## YOUR INSTRUCTIONS:
Show all lines from the listing below that contain "script".

━━━ AVAILABLE DATA

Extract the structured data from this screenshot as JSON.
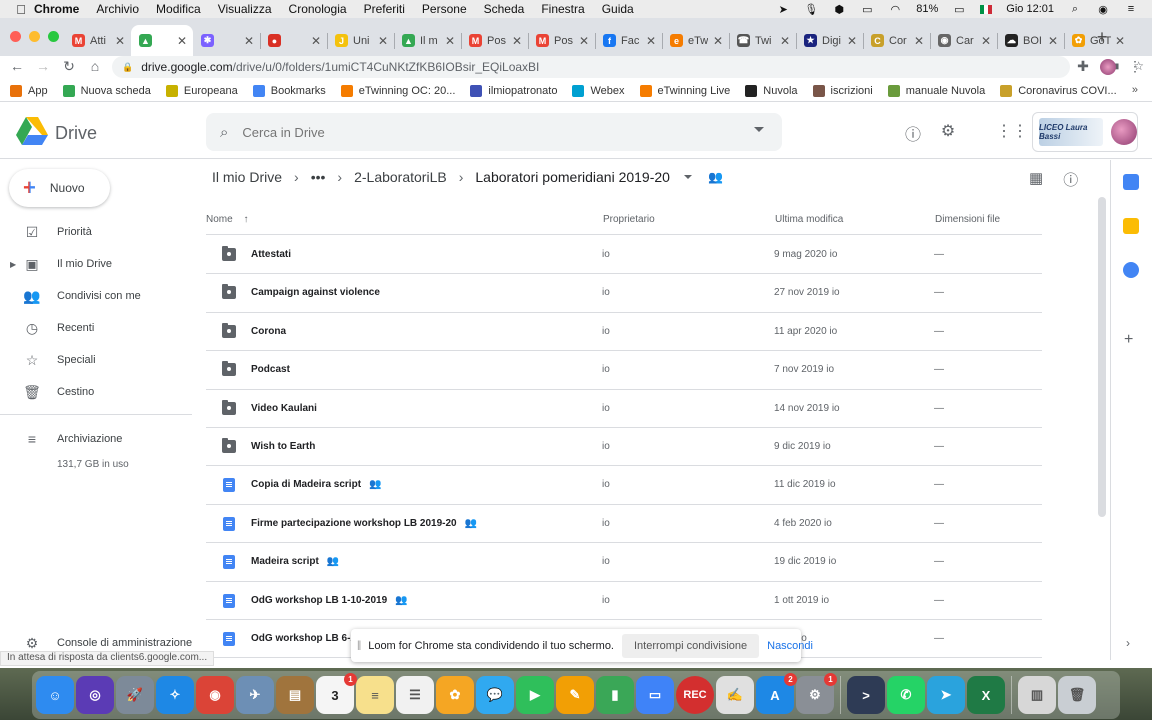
{
  "menubar": {
    "items": [
      "Chrome",
      "Archivio",
      "Modifica",
      "Visualizza",
      "Cronologia",
      "Preferiti",
      "Persone",
      "Scheda",
      "Finestra",
      "Guida"
    ],
    "battery": "81%",
    "clock": "Gio 12:01"
  },
  "tabs": [
    {
      "label": "Atti",
      "fav_color": "#ea4335",
      "fav": "M"
    },
    {
      "label": "",
      "fav_color": "#34a853",
      "fav": "▲",
      "active": true
    },
    {
      "label": "",
      "fav_color": "#7b61ff",
      "fav": "✱"
    },
    {
      "label": "",
      "fav_color": "#d93025",
      "fav": "●"
    },
    {
      "label": "Uni",
      "fav_color": "#f4c20d",
      "fav": "J"
    },
    {
      "label": "Il m",
      "fav_color": "#34a853",
      "fav": "▲"
    },
    {
      "label": "Pos",
      "fav_color": "#ea4335",
      "fav": "M"
    },
    {
      "label": "Pos",
      "fav_color": "#ea4335",
      "fav": "M"
    },
    {
      "label": "Fac",
      "fav_color": "#1877f2",
      "fav": "f"
    },
    {
      "label": "eTw",
      "fav_color": "#f57c00",
      "fav": "e"
    },
    {
      "label": "Twi",
      "fav_color": "#555555",
      "fav": "☎"
    },
    {
      "label": "Digi",
      "fav_color": "#1a237e",
      "fav": "★"
    },
    {
      "label": "Cor",
      "fav_color": "#c8a02a",
      "fav": "C"
    },
    {
      "label": "Car",
      "fav_color": "#666666",
      "fav": "◉"
    },
    {
      "label": "BOI",
      "fav_color": "#222222",
      "fav": "☁"
    },
    {
      "label": "GoT",
      "fav_color": "#f29f05",
      "fav": "✿"
    }
  ],
  "omnibox": {
    "host": "drive.google.com",
    "path": "/drive/u/0/folders/1umiCT4CuNKtZfKB6IOBsir_EQiLoaxBI"
  },
  "bookmarks": [
    {
      "label": "App",
      "color": "#e8710a"
    },
    {
      "label": "Nuova scheda",
      "color": "#34a853"
    },
    {
      "label": "Europeana",
      "color": "#c7b100"
    },
    {
      "label": "Bookmarks",
      "color": "#4285f4"
    },
    {
      "label": "eTwinning OC: 20...",
      "color": "#f57c00"
    },
    {
      "label": "ilmiopatronato",
      "color": "#3f51b5"
    },
    {
      "label": "Webex",
      "color": "#00a0d1"
    },
    {
      "label": "eTwinning Live",
      "color": "#f57c00"
    },
    {
      "label": "Nuvola",
      "color": "#222222"
    },
    {
      "label": "iscrizioni",
      "color": "#795548"
    },
    {
      "label": "manuale Nuvola",
      "color": "#6a9b3c"
    },
    {
      "label": "Coronavirus COVI...",
      "color": "#c8a02a"
    }
  ],
  "drive": {
    "title": "Drive",
    "search_placeholder": "Cerca in Drive",
    "account_label": "LICEO Laura Bassi"
  },
  "sidebar": {
    "new_label": "Nuovo",
    "items": [
      {
        "label": "Priorità",
        "icon": "check-icon",
        "glyph": "☑"
      },
      {
        "label": "Il mio Drive",
        "icon": "my-drive-icon",
        "glyph": "▣",
        "caret": true
      },
      {
        "label": "Condivisi con me",
        "icon": "shared-icon",
        "glyph": "👥"
      },
      {
        "label": "Recenti",
        "icon": "clock-icon",
        "glyph": "◷"
      },
      {
        "label": "Speciali",
        "icon": "star-icon",
        "glyph": "☆"
      },
      {
        "label": "Cestino",
        "icon": "trash-icon",
        "glyph": "🗑"
      }
    ],
    "storage_label": "Archiviazione",
    "storage_used": "131,7 GB in uso",
    "admin_label": "Console di amministrazione"
  },
  "breadcrumb": {
    "root": "Il mio Drive",
    "more": "•••",
    "parent": "2-LaboratoriLB",
    "current": "Laboratori pomeridiani 2019-20"
  },
  "table": {
    "col_name": "Nome",
    "col_owner": "Proprietario",
    "col_modified": "Ultima modifica",
    "col_size": "Dimensioni file",
    "rows": [
      {
        "name": "Attestati",
        "type": "folder",
        "owner": "io",
        "modified": "9 mag 2020 io",
        "size": "—",
        "shared": false
      },
      {
        "name": "Campaign against violence",
        "type": "folder",
        "owner": "io",
        "modified": "27 nov 2019 io",
        "size": "—",
        "shared": false
      },
      {
        "name": "Corona",
        "type": "folder",
        "owner": "io",
        "modified": "11 apr 2020 io",
        "size": "—",
        "shared": false
      },
      {
        "name": "Podcast",
        "type": "folder",
        "owner": "io",
        "modified": "7 nov 2019 io",
        "size": "—",
        "shared": false
      },
      {
        "name": "Video Kaulani",
        "type": "folder",
        "owner": "io",
        "modified": "14 nov 2019 io",
        "size": "—",
        "shared": false
      },
      {
        "name": "Wish to Earth",
        "type": "folder",
        "owner": "io",
        "modified": "9 dic 2019 io",
        "size": "—",
        "shared": false
      },
      {
        "name": "Copia di Madeira script",
        "type": "doc",
        "owner": "io",
        "modified": "11 dic 2019 io",
        "size": "—",
        "shared": true
      },
      {
        "name": "Firme partecipazione workshop LB 2019-20",
        "type": "doc",
        "owner": "io",
        "modified": "4 feb 2020 io",
        "size": "—",
        "shared": true
      },
      {
        "name": "Madeira script",
        "type": "doc",
        "owner": "io",
        "modified": "19 dic 2019 io",
        "size": "—",
        "shared": true
      },
      {
        "name": "OdG workshop LB 1-10-2019",
        "type": "doc",
        "owner": "io",
        "modified": "1 ott 2019 io",
        "size": "—",
        "shared": true
      },
      {
        "name": "OdG workshop LB 6-2",
        "type": "doc",
        "owner": "io",
        "modified": "2020 io",
        "size": "—",
        "shared": false
      }
    ]
  },
  "loom": {
    "message": "Loom for Chrome sta condividendo il tuo schermo.",
    "stop_label": "Interrompi condivisione",
    "hide_label": "Nascondi"
  },
  "statusbar": "In attesa di risposta da clients6.google.com...",
  "dock": [
    {
      "name": "finder-icon",
      "color": "#2e8bf0",
      "glyph": "☺"
    },
    {
      "name": "siri-icon",
      "color": "#5b3bb5",
      "glyph": "◎"
    },
    {
      "name": "launchpad-icon",
      "color": "#7d8a99",
      "glyph": "🚀"
    },
    {
      "name": "safari-icon",
      "color": "#1e88e5",
      "glyph": "✧"
    },
    {
      "name": "chrome-icon",
      "color": "#db4437",
      "glyph": "◉"
    },
    {
      "name": "preview-icon",
      "color": "#6d8fb5",
      "glyph": "✈"
    },
    {
      "name": "notefile-icon",
      "color": "#a0743d",
      "glyph": "▤"
    },
    {
      "name": "calendar-icon",
      "color": "#f5f5f5",
      "glyph": "3",
      "badge": "1",
      "text_color": "#222"
    },
    {
      "name": "notes-icon",
      "color": "#f7e08c",
      "glyph": "≡",
      "text_color": "#555"
    },
    {
      "name": "reminders-icon",
      "color": "#f1f1f1",
      "glyph": "☰",
      "text_color": "#555"
    },
    {
      "name": "photos-icon",
      "color": "#f5a623",
      "glyph": "✿"
    },
    {
      "name": "messages-icon",
      "color": "#30a9f0",
      "glyph": "💬"
    },
    {
      "name": "facetime-icon",
      "color": "#2fbf5b",
      "glyph": "▶"
    },
    {
      "name": "pages-icon",
      "color": "#f29f05",
      "glyph": "✎"
    },
    {
      "name": "numbers-icon",
      "color": "#3aa757",
      "glyph": "▮"
    },
    {
      "name": "keynote-icon",
      "color": "#3f83f8",
      "glyph": "▭"
    },
    {
      "name": "rec-icon",
      "color": "#d32f2f",
      "glyph": "REC"
    },
    {
      "name": "textedit-icon",
      "color": "#e0e0e0",
      "glyph": "✍",
      "text_color": "#333"
    },
    {
      "name": "appstore-icon",
      "color": "#1e88e5",
      "glyph": "A",
      "badge": "2"
    },
    {
      "name": "system-prefs-icon",
      "color": "#8a8f96",
      "glyph": "⚙",
      "badge": "1"
    },
    {
      "name": "teams-icon",
      "color": "#2e3b55",
      "glyph": ">"
    },
    {
      "name": "whatsapp-icon",
      "color": "#25d366",
      "glyph": "✆"
    },
    {
      "name": "telegram-icon",
      "color": "#2aa3dd",
      "glyph": "➤"
    },
    {
      "name": "excel-icon",
      "color": "#1f7a45",
      "glyph": "X"
    },
    {
      "name": "documents-icon",
      "color": "#d7d7d7",
      "glyph": "▥",
      "text_color": "#555"
    },
    {
      "name": "trash-icon",
      "color": "#c9ced3",
      "glyph": "🗑",
      "text_color": "#555"
    }
  ]
}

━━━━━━

## WRITTEN REPLY:
        "name": "Copia di Madeira script",
        "name": "Madeira script",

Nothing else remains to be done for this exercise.